Customer Success

Large Bank Cost & Performance Management

Implementing a robust and repeatable cost transparency system

The importance of cost allocation as a means of offering relief to those cost centres that provide a product or service within a shared services environment should not be underestimated.

The importance of cost allocation as a means of offering relief to those cost centres that provide a product or service within a shared services environment should not be underestimated. While many organisations do implement a cost allocation methodology – making business units directly accountable for the services they consume – all too often these utilise spreadsheets as a means of control. This is a solution that is not suitable as a long-term solution for larger enterprises.

This was the challenge faced by one of the financial institutions in South Africa, which had for some time used a highly complex spreadsheetbased IT cost allocation model and found itself requiring a robust and repeatable system that could serve as a replacement.

A typical risk with spreadsheet-based solutions is that the architect of the original system leaves the organisation, leaving behind no-one else who completely understands how it works.

Further, the spreadsheet is often so complex that it produces different results each time the model is executed, or it grows so large that it begins to get corrupted.

Moreover, it takes an inordinate length of time to obtain answers for any unexpected variances. Naturally, this leads to a growing mistrust in the output delivered.

When MagicOrange was asked to provide advice and, ultimately, to implement an IT and shared services cost transparency solution, it discovered that there were numerous other challenges to overcome as well.

For one thing, changes to financial input data impacted the accuracy and time taken to produce budgeted cost allocation models, while monthly actual data was generally not modelled, simply because it took too long and was too complex.

Reciprocal charging, where for example finance charges IT and IT charges finance was largely removed, because such charges created circular references that were too difficult to explain to finance, IT and business stakeholders.

This, of course, meant that the true pricing of the internal value chain was compromised. In addition, it was also too time-consuming to test various scenarios, such as the impact of a move to the cloud or the implementation of virtualisation. Consequently separate, assumption-driven models were created instead.

Furthermore, there were the other, more typical challenges associated with Excel, such as the lack of an audit trail, not to mention issues with change control and security. Ultimately, these issues drove the financial services entity to seek a secure, robust and repeatable framework, one which provided the necessary audit trail of changes and which offered a business intelligence (BI) front-end that could assist in delivering self-service for IT, Finance and Business stakeholders.
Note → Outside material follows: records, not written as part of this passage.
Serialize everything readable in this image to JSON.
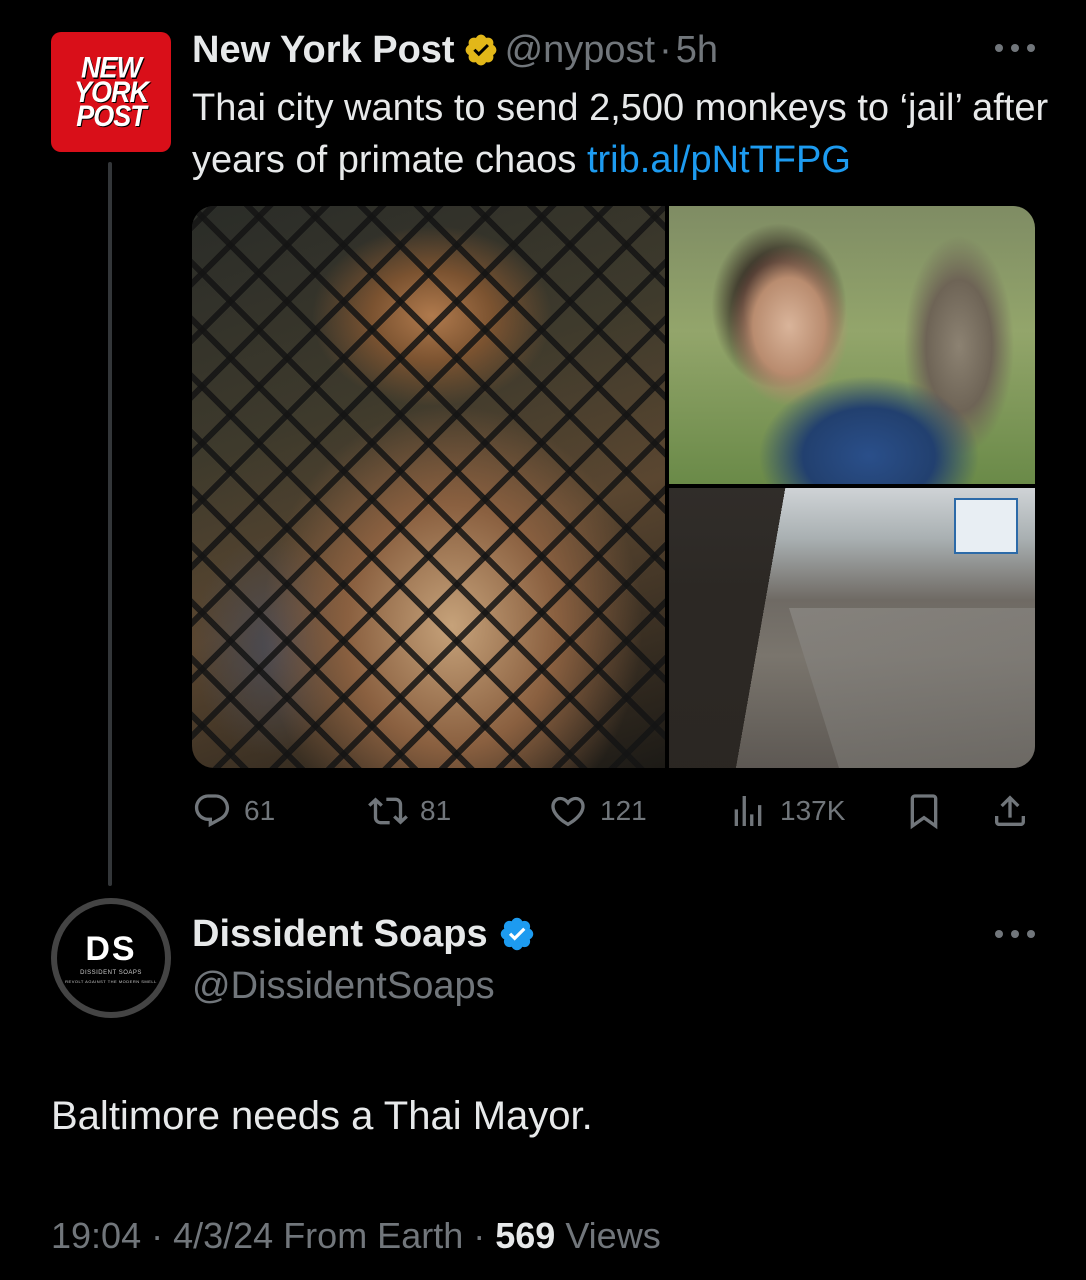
{
  "original_tweet": {
    "avatar_text": [
      "NEW",
      "YORK",
      "POST"
    ],
    "name": "New York Post",
    "verified": "gold",
    "handle": "@nypost",
    "separator": "·",
    "age": "5h",
    "text": "Thai city wants to send 2,500 monkeys to ‘jail’ after years of primate chaos ",
    "link": "trib.al/pNtTFPG",
    "actions": {
      "replies": "61",
      "reposts": "81",
      "likes": "121",
      "views": "137K"
    }
  },
  "reply_tweet": {
    "avatar_text": "DS",
    "avatar_subtext": "DISSIDENT SOAPS",
    "avatar_subtext2": "REVOLT AGAINST THE MODERN SMELL",
    "name": "Dissident Soaps",
    "verified": "blue",
    "handle": "@DissidentSoaps",
    "text": "Baltimore needs a Thai Mayor.",
    "time": "19:04",
    "sep1": " · ",
    "date": "4/3/24",
    "source": " From Earth",
    "sep2": " · ",
    "views_count": "569",
    "views_label": " Views"
  },
  "colors": {
    "background": "#000000",
    "text": "#e7e9ea",
    "muted": "#71767b",
    "link": "#1d9bf0",
    "gold_badge": "#e2b719",
    "blue_badge": "#1d9bf0",
    "nyp_red": "#d90f19"
  }
}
From Allocation To Transparency

To this end, MagicOrange implemented a proof-of-concept cost transparency solution that provided significant detail on the bank’s entire IT budget stack, which totalled billions in spend, and was delivered in a matter of weeks.

MagicOrange was able to replicate and replace the complex spreadsheet environment, identify and repair obvious errors and ensure that powerful BI analytics were delivered to the organisation’s IT, Finance and Business stakeholders.

Following this implementation, the financial enterprise experienced a wide range of additional benefits. These include:

  • A reduced time to model costs. Using MagicOrange, budgets and changes to budgets literally takes minutes to model, while the impacts of changes to the model are also easy to trace, understand and report on.
  • Actuals are also loaded into the model for the first time, and these are ready by day five of the month.
  • An increased ability to answer questions is another noticeable trait. Customer stakeholders are now typically able to answer their questions on a self-service basis, using the powerful MagicOrange BI analytics.
  • Reciprocal charging is modelled effectively. In other words, a fully loaded and accurate total cost of ownership (TCO) of products and services is now available to the business.
  • Scenario modelling is simplified, as multiple scenarios can now be loaded and tested to assist in both strategic and tactical decisions.

The bank puts the success of this implementation down to three key factors. The first of these was the aggressive timeline undertaken by MagicOrange, as the short implementation period was simply streets ahead of the previous attempt at such a solution – which took six months and still failed. The second factor was the financial enterprise’s own involvement. Following just two days of training, and with only off-site support, the bank was able to expand the implementation to include its entire shared service stack, encompassing nearly 20 different shared service areas.

Finally, the self-service BI facility also proved enormously useful, with the BI output being published on an internal BI portal. This enabled self-service and engagement with a wider audience.